The 29-year gaming veteran has been named the chief executive officer of Trump Entertainment Resorts Inc. at a time when the company’s stock is in a tailspin, its aging casinos lag behind competitors and a potential buyout deal has disappeared.
Juliano, 52, had been holding the title of acting CEO since his predecessor, James B. Perry, abruptly retired in June while the company was in the midst of sales talks that ultimately proved unsuccessful.
Trump Entertainment has now removed the "acting" from his title and given him the job full time, the company announced last week.
Trump, who dismisses contestants on his NBC reality show "The Apprentice" with his catchphrase "You’re fired," has had a dizzying succession of casino CEOs in the past seven years. Some of them left amid headline-grabbing squabbles.
Now Juliano assumes the hot seat.

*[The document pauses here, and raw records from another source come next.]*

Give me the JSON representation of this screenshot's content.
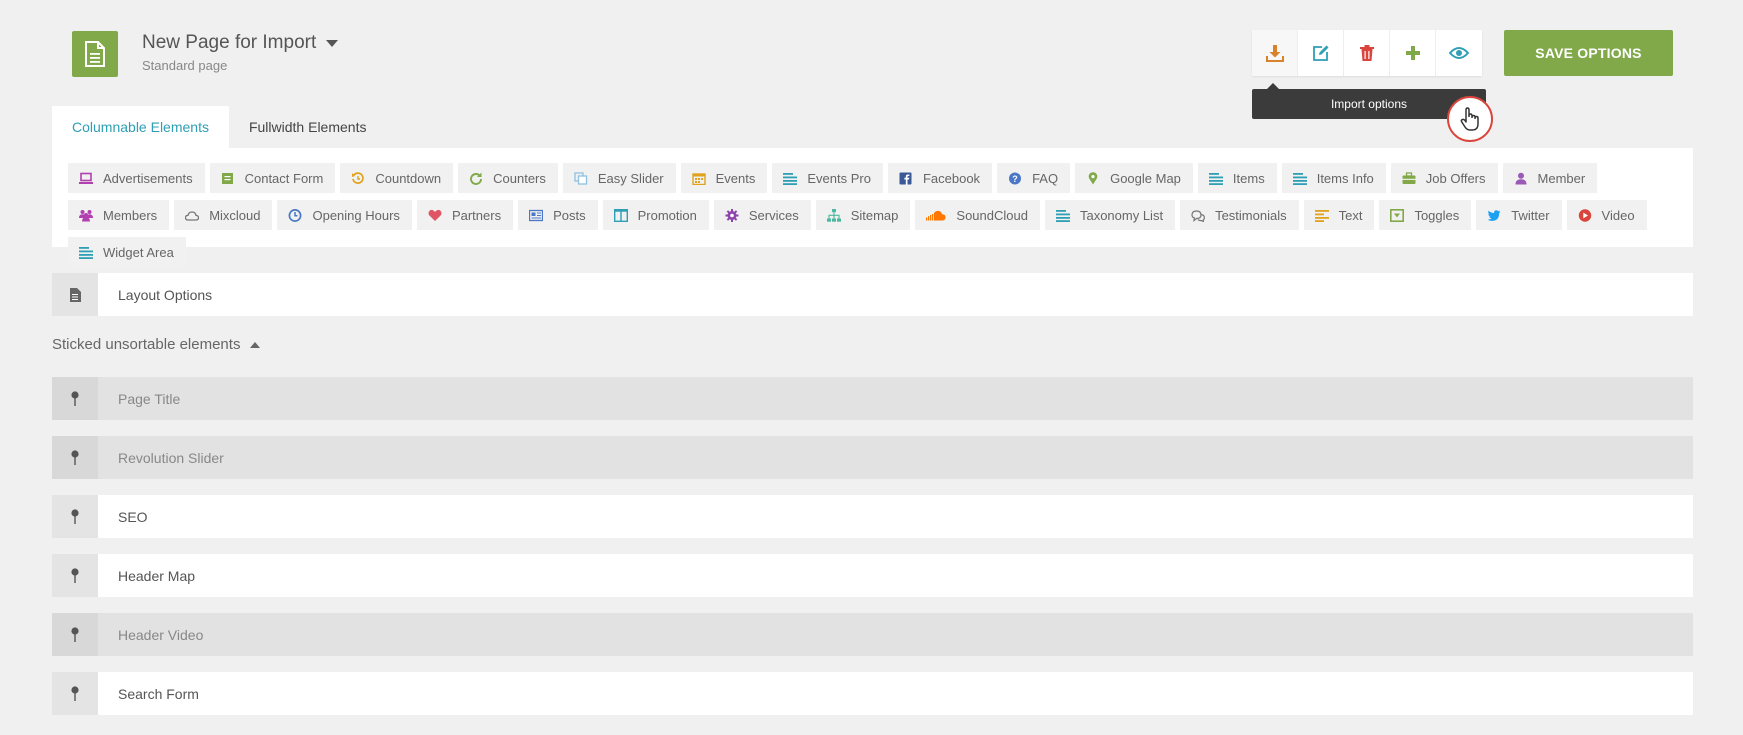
{
  "header": {
    "title": "New Page for Import",
    "subtitle": "Standard page",
    "save_label": "SAVE OPTIONS",
    "tooltip": "Import options"
  },
  "toolbar": [
    {
      "name": "import-icon",
      "color": "#d9822b"
    },
    {
      "name": "edit-icon",
      "color": "#2e9fb5"
    },
    {
      "name": "trash-icon",
      "color": "#d9453c"
    },
    {
      "name": "plus-icon",
      "color": "#81a94a"
    },
    {
      "name": "eye-icon",
      "color": "#2e9fb5"
    }
  ],
  "tabs": [
    {
      "label": "Columnable Elements",
      "active": true
    },
    {
      "label": "Fullwidth Elements",
      "active": false
    }
  ],
  "elements": [
    {
      "label": "Advertisements",
      "icon": "laptop-icon",
      "color": "#b13fb0"
    },
    {
      "label": "Contact Form",
      "icon": "form-icon",
      "color": "#81a94a"
    },
    {
      "label": "Countdown",
      "icon": "history-icon",
      "color": "#e0a21a"
    },
    {
      "label": "Counters",
      "icon": "refresh-icon",
      "color": "#81a94a"
    },
    {
      "label": "Easy Slider",
      "icon": "copy-icon",
      "color": "#8fc1e0"
    },
    {
      "label": "Events",
      "icon": "calendar-icon",
      "color": "#e0a21a"
    },
    {
      "label": "Events Pro",
      "icon": "lines-icon",
      "color": "#2e9fb5"
    },
    {
      "label": "Facebook",
      "icon": "facebook-icon",
      "color": "#3b5998"
    },
    {
      "label": "FAQ",
      "icon": "question-icon",
      "color": "#4a78c6"
    },
    {
      "label": "Google Map",
      "icon": "map-pin-icon",
      "color": "#81a94a"
    },
    {
      "label": "Items",
      "icon": "lines-icon",
      "color": "#2e9fb5"
    },
    {
      "label": "Items Info",
      "icon": "lines-icon",
      "color": "#2e9fb5"
    },
    {
      "label": "Job Offers",
      "icon": "briefcase-icon",
      "color": "#81a94a"
    },
    {
      "label": "Member",
      "icon": "user-icon",
      "color": "#9b59b6"
    },
    {
      "label": "Members",
      "icon": "users-icon",
      "color": "#b13fb0"
    },
    {
      "label": "Mixcloud",
      "icon": "cloud-icon",
      "color": "#777777"
    },
    {
      "label": "Opening Hours",
      "icon": "clock-icon",
      "color": "#4a78c6"
    },
    {
      "label": "Partners",
      "icon": "heart-icon",
      "color": "#e05565"
    },
    {
      "label": "Posts",
      "icon": "newspaper-icon",
      "color": "#4a78c6"
    },
    {
      "label": "Promotion",
      "icon": "columns-icon",
      "color": "#2e9fb5"
    },
    {
      "label": "Services",
      "icon": "cog-icon",
      "color": "#8e44ad"
    },
    {
      "label": "Sitemap",
      "icon": "sitemap-icon",
      "color": "#4cb8a0"
    },
    {
      "label": "SoundCloud",
      "icon": "soundcloud-icon",
      "color": "#ff7700"
    },
    {
      "label": "Taxonomy List",
      "icon": "lines-icon",
      "color": "#2e9fb5"
    },
    {
      "label": "Testimonials",
      "icon": "comments-icon",
      "color": "#777777"
    },
    {
      "label": "Text",
      "icon": "text-lines-icon",
      "color": "#e0a21a"
    },
    {
      "label": "Toggles",
      "icon": "toggle-icon",
      "color": "#81a94a"
    },
    {
      "label": "Twitter",
      "icon": "twitter-icon",
      "color": "#1da1f2"
    },
    {
      "label": "Video",
      "icon": "play-icon",
      "color": "#d9453c"
    },
    {
      "label": "Widget Area",
      "icon": "lines-icon",
      "color": "#2e9fb5"
    }
  ],
  "layout_options": {
    "label": "Layout Options"
  },
  "sticked": {
    "label": "Sticked unsortable elements"
  },
  "rows": [
    {
      "label": "Page Title",
      "disabled": true
    },
    {
      "label": "Revolution Slider",
      "disabled": true
    },
    {
      "label": "SEO",
      "disabled": false
    },
    {
      "label": "Header Map",
      "disabled": false
    },
    {
      "label": "Header Video",
      "disabled": true
    },
    {
      "label": "Search Form",
      "disabled": false
    }
  ]
}
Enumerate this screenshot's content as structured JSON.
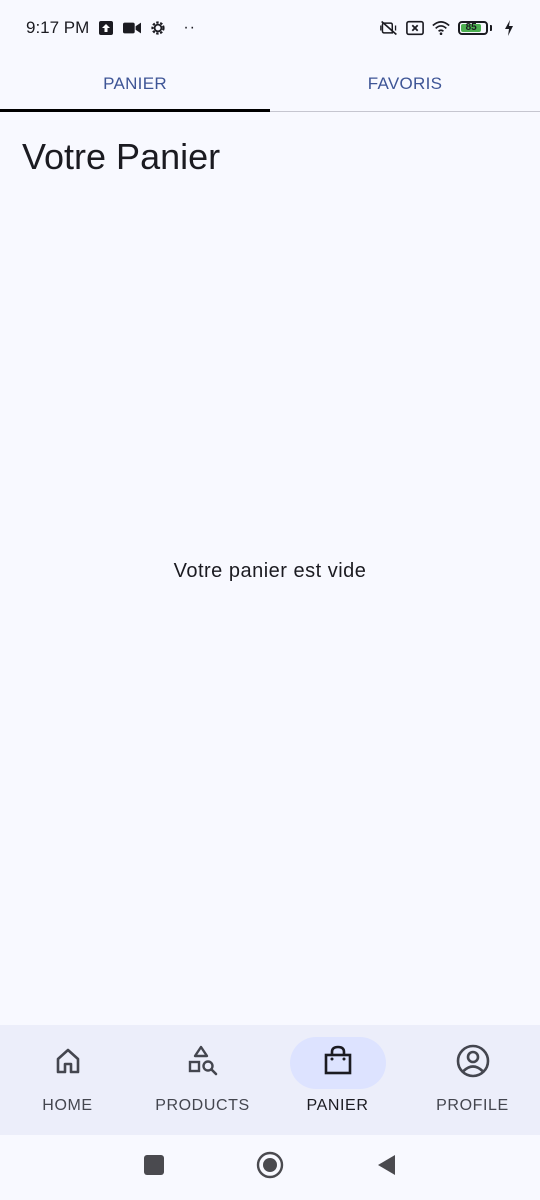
{
  "status_bar": {
    "time": "9:17 PM",
    "battery_level": "85",
    "icons": [
      "upload-notification-icon",
      "video-camera-icon",
      "settings-gear-icon",
      "vibrate-off-icon",
      "sim-x-icon",
      "wifi-icon",
      "battery-icon",
      "charging-bolt-icon"
    ],
    "more_dots": "··"
  },
  "top_tabs": {
    "items": [
      {
        "label": "PANIER",
        "active": true
      },
      {
        "label": "FAVORIS",
        "active": false
      }
    ]
  },
  "main": {
    "title": "Votre Panier",
    "empty_message": "Votre panier est vide"
  },
  "bottom_nav": {
    "items": [
      {
        "label": "HOME",
        "icon": "home-icon",
        "active": false
      },
      {
        "label": "PRODUCTS",
        "icon": "products-shapes-search-icon",
        "active": false
      },
      {
        "label": "PANIER",
        "icon": "shopping-bag-icon",
        "active": true
      },
      {
        "label": "PROFILE",
        "icon": "account-circle-icon",
        "active": false
      }
    ]
  },
  "colors": {
    "background": "#f8f9ff",
    "tab_text": "#3e5596",
    "tab_indicator": "#000000",
    "nav_background": "#eceefa",
    "nav_active_pill": "#dde3ff",
    "battery_fill": "#4caf50"
  }
}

"Mark is the right man for the job," Trump, who serves as Trump Entertainment’s chairman, said in a statement. "His understanding of the gaming industry, innovative operational and marketing techniques and impressive leadership are exactly the right qualities needed to lead the company."
Juliano, who formerly held the title of chief operating officer, was part of a new management team headed by Perry that was supposed to revive the Trump casinos following their exit from Chapter 11 bankruptcy in 2005.
Juliano, a veteran of the Caesars casinos in Atlantic City and Nevada, had served as president of Caesars Palace in Las Vegas before joining Trump.
"Obviously, when I decided to move back here from Nevada, I made the commitment that it was for the long haul," Juliano said in an interview Thursday. "I’ve been here for two years now. I intend to be here for the long haul. I’m going to see this through."
Trump’s post-bankruptcy turnaround has been slower than expected. The company has made $225 million in upgrades to its three casinos but is still playing catch-up to rivals that have added new hotel towers and an array of retail and entertainment amenities to become more attractive to customers.
The centerpiece of the company’s recovery plan is a new $250 million, 800-room hotel tower that will open at the flagship Trump Taj Mahal Casino Resort in the third quarter of 2008. The tower is expected to complement a new marketing strategy that targets lucrative overnight guests instead of low-rolling daytrippers.
"The company has faced a variety of challenges during the past year, but I am confident that the changes we are implementing in our business model will show results as we move forward," Juliano said.